Atopic dermatitis is also associated with malfunction of the body’s immune system: the system that recognizes and helps fight bacteria and viruses that invade the body.
Scientists have found that people with atopic dermatitis have a low level of a cytokine (a protein) that is essential to the healthy function of the body’s immune system and a high level of other cytokines that lead to allergic reactions. The immune system can become misguided and create inflammation in the skin even in the absence of a major infection. This can be viewed as a form of autoimmunity, where a body reacts against its own tissues.
In the past, doctors thought that atopic dermatitis was caused by an emotional disorder.
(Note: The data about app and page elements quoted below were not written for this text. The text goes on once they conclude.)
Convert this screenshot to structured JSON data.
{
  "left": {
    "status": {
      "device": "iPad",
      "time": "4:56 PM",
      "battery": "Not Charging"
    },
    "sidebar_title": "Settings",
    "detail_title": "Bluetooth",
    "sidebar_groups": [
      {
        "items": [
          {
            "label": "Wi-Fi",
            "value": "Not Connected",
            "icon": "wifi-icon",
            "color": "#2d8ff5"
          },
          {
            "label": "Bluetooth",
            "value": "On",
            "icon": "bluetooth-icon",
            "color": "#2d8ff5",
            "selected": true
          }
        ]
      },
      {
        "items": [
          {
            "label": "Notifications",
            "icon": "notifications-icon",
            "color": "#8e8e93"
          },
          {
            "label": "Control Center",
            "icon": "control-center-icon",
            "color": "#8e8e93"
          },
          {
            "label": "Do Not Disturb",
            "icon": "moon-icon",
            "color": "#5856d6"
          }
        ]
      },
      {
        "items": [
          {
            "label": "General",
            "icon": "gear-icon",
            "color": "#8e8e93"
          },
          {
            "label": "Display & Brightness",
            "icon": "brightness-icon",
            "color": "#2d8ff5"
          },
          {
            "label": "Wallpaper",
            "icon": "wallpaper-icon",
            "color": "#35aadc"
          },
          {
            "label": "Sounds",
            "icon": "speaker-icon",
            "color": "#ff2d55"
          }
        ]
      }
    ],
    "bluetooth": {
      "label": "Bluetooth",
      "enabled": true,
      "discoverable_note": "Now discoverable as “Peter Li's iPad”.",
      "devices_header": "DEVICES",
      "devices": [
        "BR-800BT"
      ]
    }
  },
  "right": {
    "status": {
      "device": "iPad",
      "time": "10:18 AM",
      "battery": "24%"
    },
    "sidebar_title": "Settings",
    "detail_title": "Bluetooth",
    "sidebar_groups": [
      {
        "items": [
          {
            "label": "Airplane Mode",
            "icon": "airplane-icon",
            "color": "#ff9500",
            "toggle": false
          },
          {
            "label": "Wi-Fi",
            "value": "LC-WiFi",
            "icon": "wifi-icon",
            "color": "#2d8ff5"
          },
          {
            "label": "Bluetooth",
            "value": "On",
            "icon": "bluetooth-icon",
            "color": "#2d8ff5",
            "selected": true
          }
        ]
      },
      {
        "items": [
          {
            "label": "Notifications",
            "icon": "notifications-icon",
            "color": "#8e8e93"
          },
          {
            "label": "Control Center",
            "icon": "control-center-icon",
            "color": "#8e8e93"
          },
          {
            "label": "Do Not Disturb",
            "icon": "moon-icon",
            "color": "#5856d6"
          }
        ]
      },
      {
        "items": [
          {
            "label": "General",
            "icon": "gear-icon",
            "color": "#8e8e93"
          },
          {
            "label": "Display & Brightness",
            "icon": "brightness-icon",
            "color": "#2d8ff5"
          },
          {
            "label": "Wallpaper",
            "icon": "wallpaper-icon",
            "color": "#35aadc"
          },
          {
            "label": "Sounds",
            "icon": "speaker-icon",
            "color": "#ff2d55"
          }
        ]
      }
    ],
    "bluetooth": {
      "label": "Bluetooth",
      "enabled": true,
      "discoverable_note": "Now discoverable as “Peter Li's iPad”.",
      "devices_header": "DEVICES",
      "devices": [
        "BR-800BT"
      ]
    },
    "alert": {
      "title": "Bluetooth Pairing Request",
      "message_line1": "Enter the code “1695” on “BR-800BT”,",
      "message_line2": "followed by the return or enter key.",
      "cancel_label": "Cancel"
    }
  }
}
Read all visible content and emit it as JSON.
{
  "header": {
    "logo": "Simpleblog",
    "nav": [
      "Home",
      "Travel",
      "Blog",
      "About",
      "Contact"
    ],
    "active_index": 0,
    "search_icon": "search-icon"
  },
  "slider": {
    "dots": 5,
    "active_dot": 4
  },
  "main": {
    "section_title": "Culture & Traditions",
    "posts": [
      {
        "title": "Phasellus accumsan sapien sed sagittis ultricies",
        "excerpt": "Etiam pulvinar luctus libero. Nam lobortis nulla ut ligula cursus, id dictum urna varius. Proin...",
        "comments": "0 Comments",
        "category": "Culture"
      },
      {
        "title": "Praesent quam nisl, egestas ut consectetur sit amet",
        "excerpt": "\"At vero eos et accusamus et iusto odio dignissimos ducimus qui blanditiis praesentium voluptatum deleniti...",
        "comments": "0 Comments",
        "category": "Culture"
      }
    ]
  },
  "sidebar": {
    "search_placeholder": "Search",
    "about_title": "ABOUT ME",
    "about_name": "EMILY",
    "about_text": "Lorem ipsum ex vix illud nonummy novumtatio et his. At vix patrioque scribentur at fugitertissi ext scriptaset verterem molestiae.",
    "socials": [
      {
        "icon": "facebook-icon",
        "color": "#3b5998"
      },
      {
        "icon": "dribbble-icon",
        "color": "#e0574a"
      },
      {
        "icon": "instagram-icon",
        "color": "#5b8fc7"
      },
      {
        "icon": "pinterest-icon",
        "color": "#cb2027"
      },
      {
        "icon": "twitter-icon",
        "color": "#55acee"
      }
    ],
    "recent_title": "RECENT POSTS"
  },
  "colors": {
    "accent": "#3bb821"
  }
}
We now know that emotional factors, such as stress, can make the condition worse, but they do not cause the disease.
Skin Features Associated With Atopic Dermatitis
Atopic pleat (Dennie-Morgan fold): an extra fold of skin that develops under the eye
Cheilitis: inflammation of the skin on and around the lips
Hyperlinear palms: increased number of skin creases on the palms
Hyperpigmented eyelids: eyelids that have become darker in color from inflammation or hay fever
Ichthyosis: dry, rectangular scales on the skin
Keratosis pilaris: small, rough bumps, generally on the face, upper arms, and thighs
Lichenification: thick, leathery skin resulting from constant scratching and rubbing
Papules: small raised bumps that may open when scratched and become crusty and infected
Urticaria: hives (red, raised bumps) that may occur after exposure to an allergen, at the beginning of flares, or after exercise or a hot bath
Revision date: June 11, 2011
Last revised: by David A. Scott, M.D.